-- Information supplied follows --
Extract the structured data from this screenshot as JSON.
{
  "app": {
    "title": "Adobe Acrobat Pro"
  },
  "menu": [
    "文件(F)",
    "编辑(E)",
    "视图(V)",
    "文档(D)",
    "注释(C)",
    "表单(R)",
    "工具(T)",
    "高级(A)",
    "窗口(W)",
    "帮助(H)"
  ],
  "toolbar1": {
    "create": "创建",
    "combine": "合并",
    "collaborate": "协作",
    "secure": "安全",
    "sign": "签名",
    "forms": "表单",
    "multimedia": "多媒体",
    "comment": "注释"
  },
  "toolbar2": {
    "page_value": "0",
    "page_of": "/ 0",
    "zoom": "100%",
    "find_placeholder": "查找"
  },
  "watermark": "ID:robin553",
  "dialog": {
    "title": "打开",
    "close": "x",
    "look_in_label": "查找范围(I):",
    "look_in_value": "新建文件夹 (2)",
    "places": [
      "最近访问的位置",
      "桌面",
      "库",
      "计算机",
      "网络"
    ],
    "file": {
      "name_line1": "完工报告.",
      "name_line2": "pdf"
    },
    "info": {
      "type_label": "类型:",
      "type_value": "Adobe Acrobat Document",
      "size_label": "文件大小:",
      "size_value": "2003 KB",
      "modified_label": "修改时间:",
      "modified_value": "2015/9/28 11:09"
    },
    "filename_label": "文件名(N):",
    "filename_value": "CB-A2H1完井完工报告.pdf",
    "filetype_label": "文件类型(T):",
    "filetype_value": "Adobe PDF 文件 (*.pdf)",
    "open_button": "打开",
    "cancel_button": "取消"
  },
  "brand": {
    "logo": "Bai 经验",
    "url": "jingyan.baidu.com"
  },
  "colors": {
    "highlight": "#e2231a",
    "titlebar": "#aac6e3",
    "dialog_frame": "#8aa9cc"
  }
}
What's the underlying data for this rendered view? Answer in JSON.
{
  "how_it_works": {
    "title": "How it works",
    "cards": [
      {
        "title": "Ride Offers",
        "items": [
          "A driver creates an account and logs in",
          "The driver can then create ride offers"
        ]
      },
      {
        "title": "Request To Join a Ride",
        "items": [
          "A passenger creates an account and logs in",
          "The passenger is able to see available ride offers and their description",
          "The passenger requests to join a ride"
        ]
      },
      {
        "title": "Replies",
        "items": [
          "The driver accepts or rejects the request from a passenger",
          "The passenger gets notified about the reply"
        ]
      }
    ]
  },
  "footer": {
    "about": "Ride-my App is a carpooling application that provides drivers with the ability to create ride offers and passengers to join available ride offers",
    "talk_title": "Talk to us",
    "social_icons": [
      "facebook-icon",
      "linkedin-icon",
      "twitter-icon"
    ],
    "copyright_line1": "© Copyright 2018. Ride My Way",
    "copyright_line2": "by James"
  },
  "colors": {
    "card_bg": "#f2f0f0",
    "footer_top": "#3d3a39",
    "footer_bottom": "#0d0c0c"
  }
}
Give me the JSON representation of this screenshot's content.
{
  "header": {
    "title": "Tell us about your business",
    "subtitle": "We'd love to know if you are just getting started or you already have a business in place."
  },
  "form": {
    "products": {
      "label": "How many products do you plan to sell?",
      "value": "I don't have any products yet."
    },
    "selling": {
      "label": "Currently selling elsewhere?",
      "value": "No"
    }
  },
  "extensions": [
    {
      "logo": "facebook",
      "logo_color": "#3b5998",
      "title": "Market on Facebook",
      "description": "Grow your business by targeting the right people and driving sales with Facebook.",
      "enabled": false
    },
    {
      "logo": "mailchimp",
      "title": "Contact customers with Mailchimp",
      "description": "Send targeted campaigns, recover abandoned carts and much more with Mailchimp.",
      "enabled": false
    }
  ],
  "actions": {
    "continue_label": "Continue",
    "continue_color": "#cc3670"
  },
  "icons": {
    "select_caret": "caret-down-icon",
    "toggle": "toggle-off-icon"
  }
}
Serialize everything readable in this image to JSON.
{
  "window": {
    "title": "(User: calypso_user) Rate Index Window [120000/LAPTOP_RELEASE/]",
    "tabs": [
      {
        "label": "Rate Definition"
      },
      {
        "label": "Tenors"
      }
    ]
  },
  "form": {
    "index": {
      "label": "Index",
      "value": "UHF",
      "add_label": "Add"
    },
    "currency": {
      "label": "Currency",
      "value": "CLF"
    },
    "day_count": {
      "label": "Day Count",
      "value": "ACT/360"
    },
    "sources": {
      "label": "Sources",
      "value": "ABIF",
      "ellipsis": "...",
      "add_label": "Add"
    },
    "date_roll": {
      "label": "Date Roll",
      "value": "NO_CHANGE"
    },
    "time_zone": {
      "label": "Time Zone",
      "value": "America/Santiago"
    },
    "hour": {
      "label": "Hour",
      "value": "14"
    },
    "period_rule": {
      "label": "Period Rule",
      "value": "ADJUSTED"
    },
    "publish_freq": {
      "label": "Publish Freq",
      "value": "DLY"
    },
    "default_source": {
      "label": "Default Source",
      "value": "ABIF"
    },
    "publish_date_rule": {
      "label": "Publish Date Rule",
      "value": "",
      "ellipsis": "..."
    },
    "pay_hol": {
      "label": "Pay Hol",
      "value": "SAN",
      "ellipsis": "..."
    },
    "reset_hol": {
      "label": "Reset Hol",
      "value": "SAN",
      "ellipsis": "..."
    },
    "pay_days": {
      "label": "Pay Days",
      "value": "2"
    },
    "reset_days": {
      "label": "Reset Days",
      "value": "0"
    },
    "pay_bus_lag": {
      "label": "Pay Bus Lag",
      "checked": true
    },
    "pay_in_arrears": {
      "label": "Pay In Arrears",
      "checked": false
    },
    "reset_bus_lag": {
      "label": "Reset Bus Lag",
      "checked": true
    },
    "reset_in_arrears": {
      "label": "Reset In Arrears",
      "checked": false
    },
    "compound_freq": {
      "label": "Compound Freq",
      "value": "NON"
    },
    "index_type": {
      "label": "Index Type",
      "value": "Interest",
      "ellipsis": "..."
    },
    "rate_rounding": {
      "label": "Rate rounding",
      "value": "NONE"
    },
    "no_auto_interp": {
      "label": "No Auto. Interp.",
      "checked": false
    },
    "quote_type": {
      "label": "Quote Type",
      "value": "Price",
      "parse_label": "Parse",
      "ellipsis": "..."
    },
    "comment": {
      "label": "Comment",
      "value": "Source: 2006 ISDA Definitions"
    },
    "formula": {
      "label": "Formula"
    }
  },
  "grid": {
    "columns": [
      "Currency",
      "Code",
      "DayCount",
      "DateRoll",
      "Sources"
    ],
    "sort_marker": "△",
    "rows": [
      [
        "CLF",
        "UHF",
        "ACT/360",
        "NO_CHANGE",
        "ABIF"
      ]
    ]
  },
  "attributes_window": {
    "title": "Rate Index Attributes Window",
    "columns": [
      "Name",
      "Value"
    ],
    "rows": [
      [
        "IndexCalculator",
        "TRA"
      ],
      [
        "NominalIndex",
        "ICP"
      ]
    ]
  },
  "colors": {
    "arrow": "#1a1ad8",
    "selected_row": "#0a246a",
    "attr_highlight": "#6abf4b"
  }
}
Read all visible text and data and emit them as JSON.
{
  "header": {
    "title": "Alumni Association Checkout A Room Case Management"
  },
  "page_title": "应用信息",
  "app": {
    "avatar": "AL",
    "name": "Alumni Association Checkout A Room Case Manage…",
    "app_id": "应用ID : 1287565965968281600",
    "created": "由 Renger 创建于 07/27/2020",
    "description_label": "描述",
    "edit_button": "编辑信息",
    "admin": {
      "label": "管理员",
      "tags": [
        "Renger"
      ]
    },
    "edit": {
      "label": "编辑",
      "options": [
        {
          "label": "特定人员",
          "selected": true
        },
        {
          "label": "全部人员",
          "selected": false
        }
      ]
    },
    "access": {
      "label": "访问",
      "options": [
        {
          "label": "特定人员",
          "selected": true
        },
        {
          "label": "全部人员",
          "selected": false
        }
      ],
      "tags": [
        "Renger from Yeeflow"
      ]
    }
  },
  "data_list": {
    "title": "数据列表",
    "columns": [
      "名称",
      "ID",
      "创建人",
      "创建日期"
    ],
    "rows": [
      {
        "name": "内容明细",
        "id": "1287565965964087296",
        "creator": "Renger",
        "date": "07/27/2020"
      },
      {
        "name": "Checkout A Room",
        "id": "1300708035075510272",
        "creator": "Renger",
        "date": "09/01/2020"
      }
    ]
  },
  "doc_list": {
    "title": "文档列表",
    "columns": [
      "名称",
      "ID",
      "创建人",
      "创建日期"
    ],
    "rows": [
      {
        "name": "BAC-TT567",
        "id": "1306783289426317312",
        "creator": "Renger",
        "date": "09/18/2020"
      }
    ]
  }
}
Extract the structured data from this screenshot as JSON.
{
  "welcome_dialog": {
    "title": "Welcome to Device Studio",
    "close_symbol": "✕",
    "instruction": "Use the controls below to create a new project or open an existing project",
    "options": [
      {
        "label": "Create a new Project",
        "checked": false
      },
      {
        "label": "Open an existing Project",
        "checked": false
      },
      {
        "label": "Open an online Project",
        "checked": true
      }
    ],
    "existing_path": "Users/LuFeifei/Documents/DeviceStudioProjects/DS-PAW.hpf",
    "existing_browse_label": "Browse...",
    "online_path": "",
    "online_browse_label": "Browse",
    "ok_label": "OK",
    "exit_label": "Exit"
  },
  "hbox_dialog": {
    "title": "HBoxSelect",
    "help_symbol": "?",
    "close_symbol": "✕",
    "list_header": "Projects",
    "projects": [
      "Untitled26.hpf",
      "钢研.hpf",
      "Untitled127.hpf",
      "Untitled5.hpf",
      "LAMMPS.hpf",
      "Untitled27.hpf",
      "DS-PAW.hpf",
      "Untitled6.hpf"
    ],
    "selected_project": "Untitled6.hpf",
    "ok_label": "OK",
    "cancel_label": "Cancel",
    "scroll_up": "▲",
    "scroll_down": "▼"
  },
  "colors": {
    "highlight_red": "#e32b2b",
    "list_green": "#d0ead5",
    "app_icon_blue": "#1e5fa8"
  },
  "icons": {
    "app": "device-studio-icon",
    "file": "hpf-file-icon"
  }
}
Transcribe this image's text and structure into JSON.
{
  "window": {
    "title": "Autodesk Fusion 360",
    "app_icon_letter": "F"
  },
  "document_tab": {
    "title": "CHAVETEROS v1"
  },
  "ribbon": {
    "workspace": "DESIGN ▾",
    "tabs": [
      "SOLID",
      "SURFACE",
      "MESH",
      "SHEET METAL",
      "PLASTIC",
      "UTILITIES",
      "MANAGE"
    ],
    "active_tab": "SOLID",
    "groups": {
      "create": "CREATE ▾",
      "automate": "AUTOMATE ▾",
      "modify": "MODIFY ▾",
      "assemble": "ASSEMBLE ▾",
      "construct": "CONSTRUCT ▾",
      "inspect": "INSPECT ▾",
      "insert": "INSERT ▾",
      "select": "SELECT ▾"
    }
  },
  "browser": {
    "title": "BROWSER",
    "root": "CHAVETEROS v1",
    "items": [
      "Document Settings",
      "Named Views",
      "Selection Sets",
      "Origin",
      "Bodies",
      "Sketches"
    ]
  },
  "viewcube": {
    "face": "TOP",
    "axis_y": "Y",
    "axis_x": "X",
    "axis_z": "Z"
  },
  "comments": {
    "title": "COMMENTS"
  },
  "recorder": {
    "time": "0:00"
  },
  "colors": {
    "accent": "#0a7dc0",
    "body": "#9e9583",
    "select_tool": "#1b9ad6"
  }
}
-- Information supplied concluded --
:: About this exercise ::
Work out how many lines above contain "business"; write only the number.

:: Expected answer ::
3